● PROBLEM REQUIREMENTS: Images stay out; everything else in the records is to be set down exactly.
- - - - -
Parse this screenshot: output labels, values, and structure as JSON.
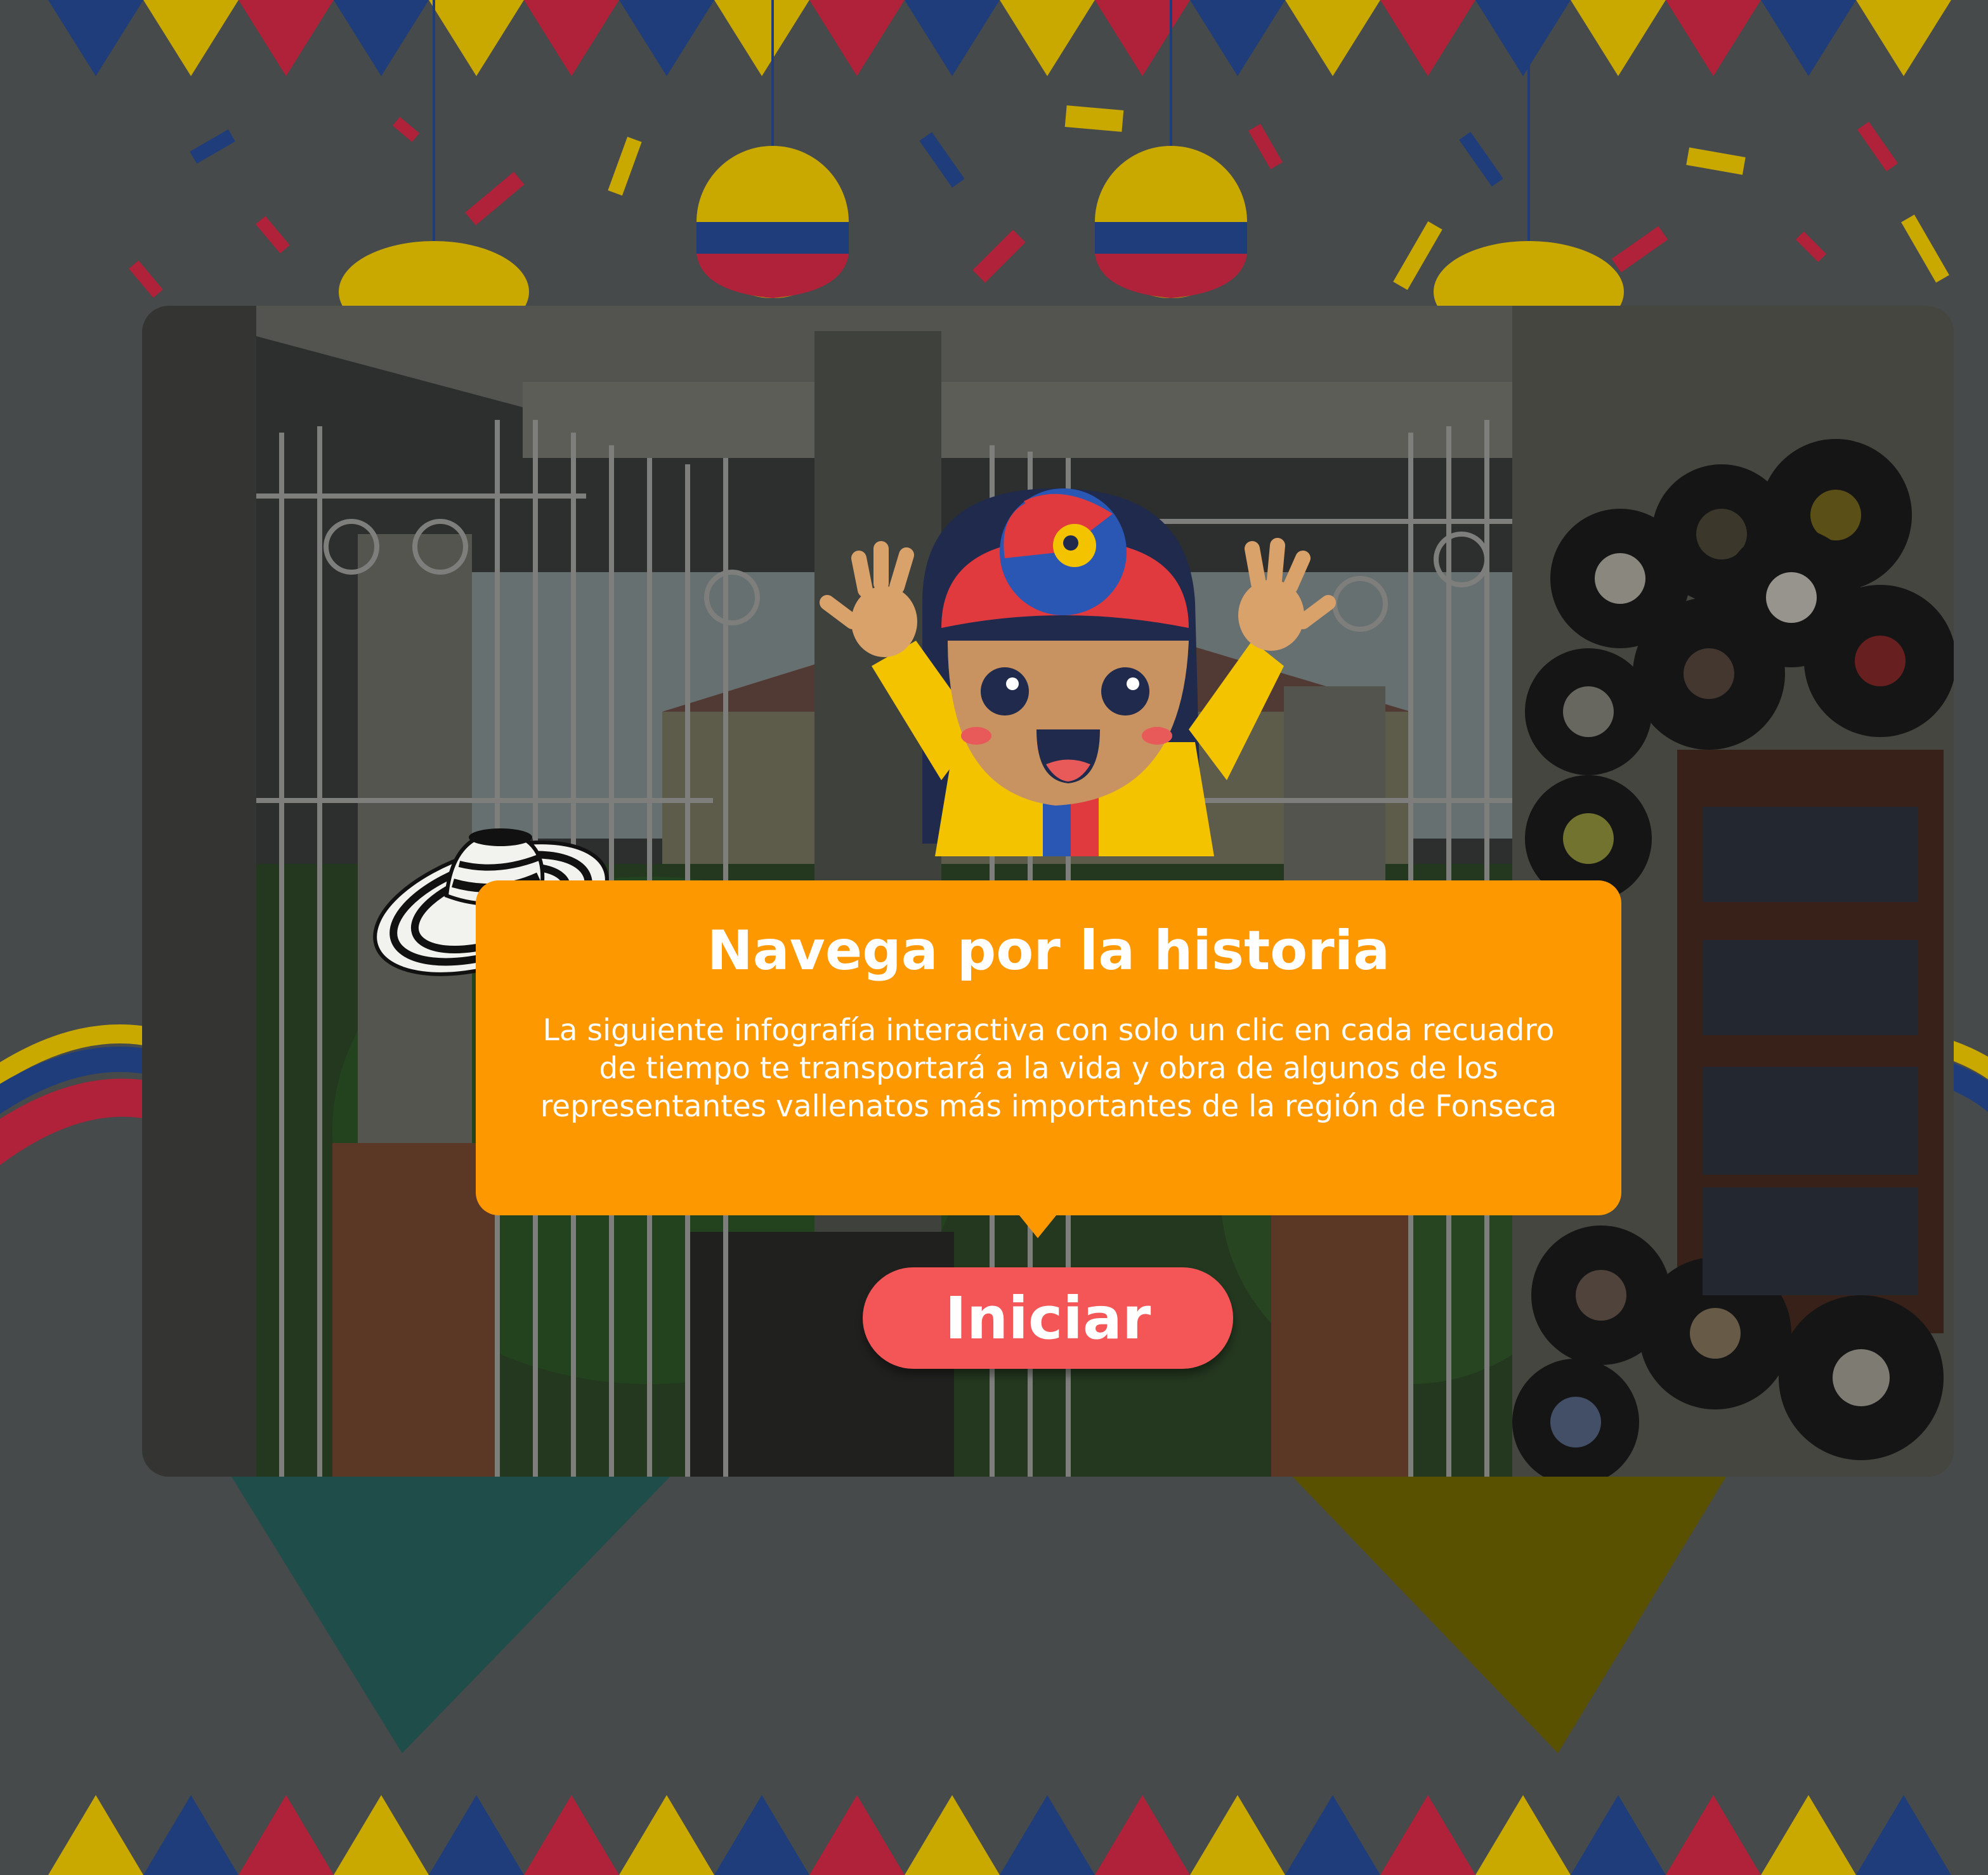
{
  "intro": {
    "title": "Navega por la historia",
    "description": "La siguiente infografía interactiva con solo un clic en cada recuadro de tiempo te transportará a la vida y obra de algunos de los representantes vallenatos más importantes de la región de Fonseca",
    "start_label": "Iniciar"
  },
  "icons": {
    "character": "mascot-character-icon",
    "hat": "sombrero-vueltiao-icon",
    "lanterns": "festive-lantern-icon",
    "flags": "bunting-flags-icon"
  },
  "colors": {
    "overlay": "#464a4b",
    "bubble": "#fe9800",
    "button": "#f45657",
    "text": "#ffffff",
    "flag_yellow": "#c9a800",
    "flag_blue": "#1f3d7a",
    "flag_red": "#b0213a"
  }
}
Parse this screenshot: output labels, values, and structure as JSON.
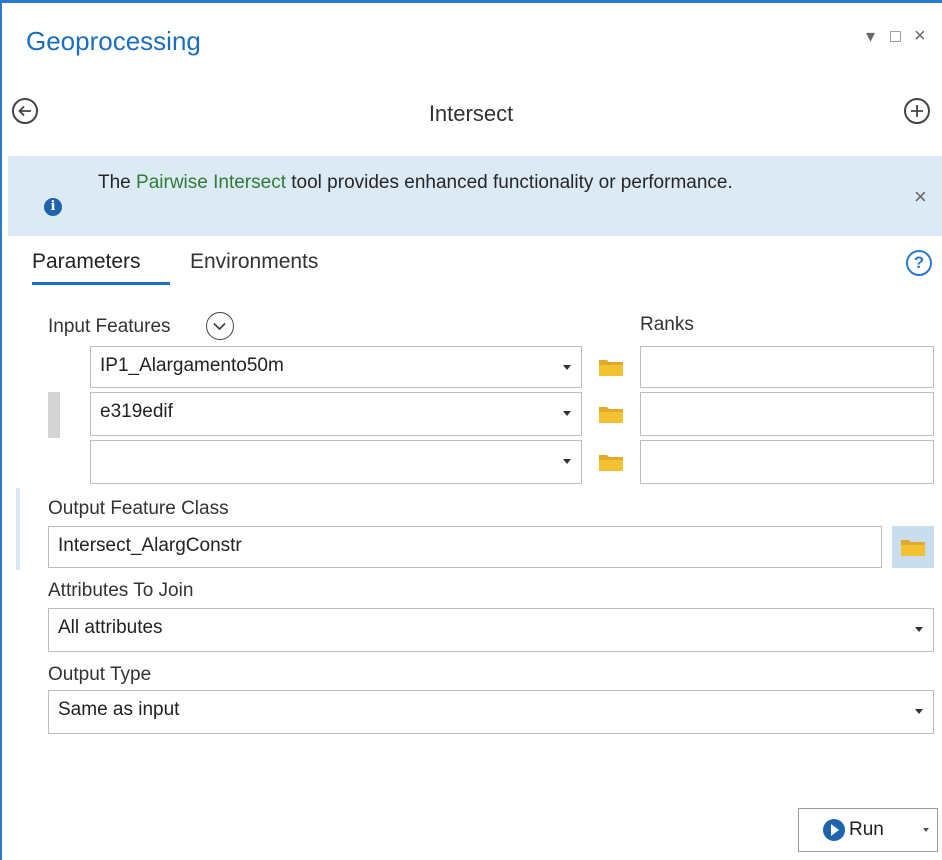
{
  "window": {
    "title": "Geoprocessing"
  },
  "header": {
    "tool_title": "Intersect"
  },
  "banner": {
    "text_before": "The ",
    "link": "Pairwise Intersect",
    "text_after": " tool provides enhanced functionality or performance."
  },
  "tabs": [
    {
      "label": "Parameters",
      "active": true
    },
    {
      "label": "Environments",
      "active": false
    }
  ],
  "input_features": {
    "label": "Input Features",
    "ranks_label": "Ranks",
    "rows": [
      {
        "value": "IP1_Alargamento50m",
        "rank": ""
      },
      {
        "value": "e319edif",
        "rank": ""
      },
      {
        "value": "",
        "rank": ""
      }
    ]
  },
  "output_feature_class": {
    "label": "Output Feature Class",
    "value": "Intersect_AlargConstr"
  },
  "attributes_to_join": {
    "label": "Attributes To Join",
    "value": "All attributes"
  },
  "output_type": {
    "label": "Output Type",
    "value": "Same as input"
  },
  "run_button": {
    "label": "Run"
  },
  "colors": {
    "accent": "#1b6ec2",
    "banner_bg": "#dceaf6",
    "link_green": "#2e7d32",
    "folder_yellow": "#f2c230"
  }
}
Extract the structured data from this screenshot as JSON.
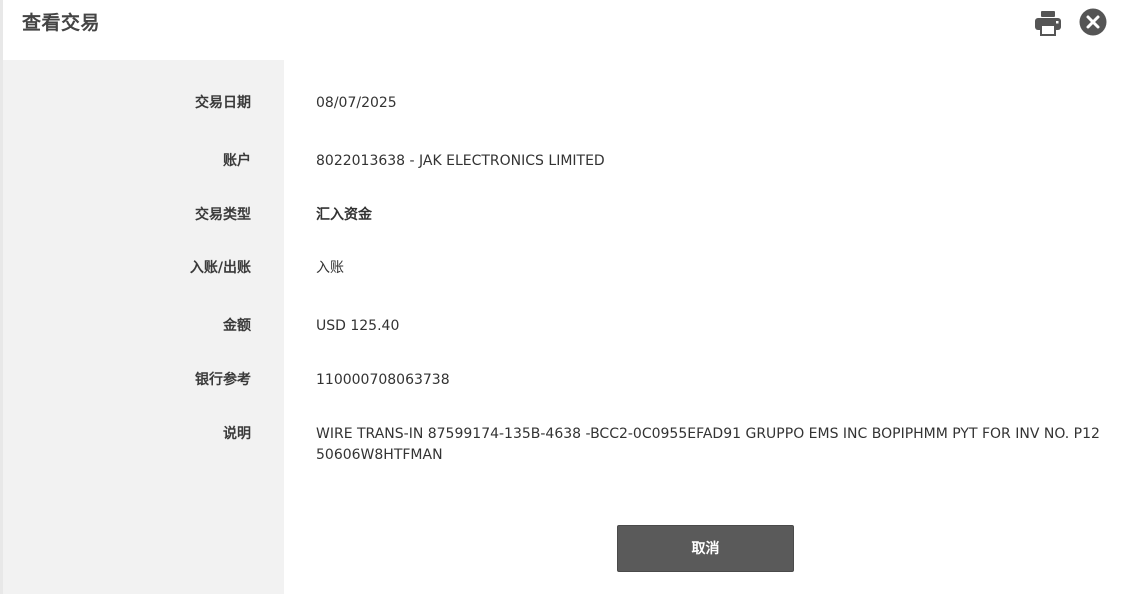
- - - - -
● RESULT OF THIS TASK:
Parse this screenshot: output labels, values, and structure as JSON.
{
  "intro": {
    "title": "Navega por la historia",
    "description": "La siguiente infografía interactiva con solo un clic en cada recuadro de tiempo te transportará a la vida y obra de algunos de los representantes vallenatos más importantes de la región de Fonseca",
    "start_label": "Iniciar"
  },
  "icons": {
    "character": "mascot-character-icon",
    "hat": "sombrero-vueltiao-icon",
    "lanterns": "festive-lantern-icon",
    "flags": "bunting-flags-icon"
  },
  "colors": {
    "overlay": "#464a4b",
    "bubble": "#fe9800",
    "button": "#f45657",
    "text": "#ffffff",
    "flag_yellow": "#c9a800",
    "flag_blue": "#1f3d7a",
    "flag_red": "#b0213a"
  }
}
Parse this screenshot: output labels, values, and structure as JSON.
{
  "window": {
    "title": "Geoprocessing"
  },
  "header": {
    "tool_title": "Intersect"
  },
  "banner": {
    "text_before": "The ",
    "link": "Pairwise Intersect",
    "text_after": " tool provides enhanced functionality or performance."
  },
  "tabs": [
    {
      "label": "Parameters",
      "active": true
    },
    {
      "label": "Environments",
      "active": false
    }
  ],
  "input_features": {
    "label": "Input Features",
    "ranks_label": "Ranks",
    "rows": [
      {
        "value": "IP1_Alargamento50m",
        "rank": ""
      },
      {
        "value": "e319edif",
        "rank": ""
      },
      {
        "value": "",
        "rank": ""
      }
    ]
  },
  "output_feature_class": {
    "label": "Output Feature Class",
    "value": "Intersect_AlargConstr"
  },
  "attributes_to_join": {
    "label": "Attributes To Join",
    "value": "All attributes"
  },
  "output_type": {
    "label": "Output Type",
    "value": "Same as input"
  },
  "run_button": {
    "label": "Run"
  },
  "colors": {
    "accent": "#1b6ec2",
    "banner_bg": "#dceaf6",
    "link_green": "#2e7d32",
    "folder_yellow": "#f2c230"
  }
}
Extract the structured data from this screenshot as JSON.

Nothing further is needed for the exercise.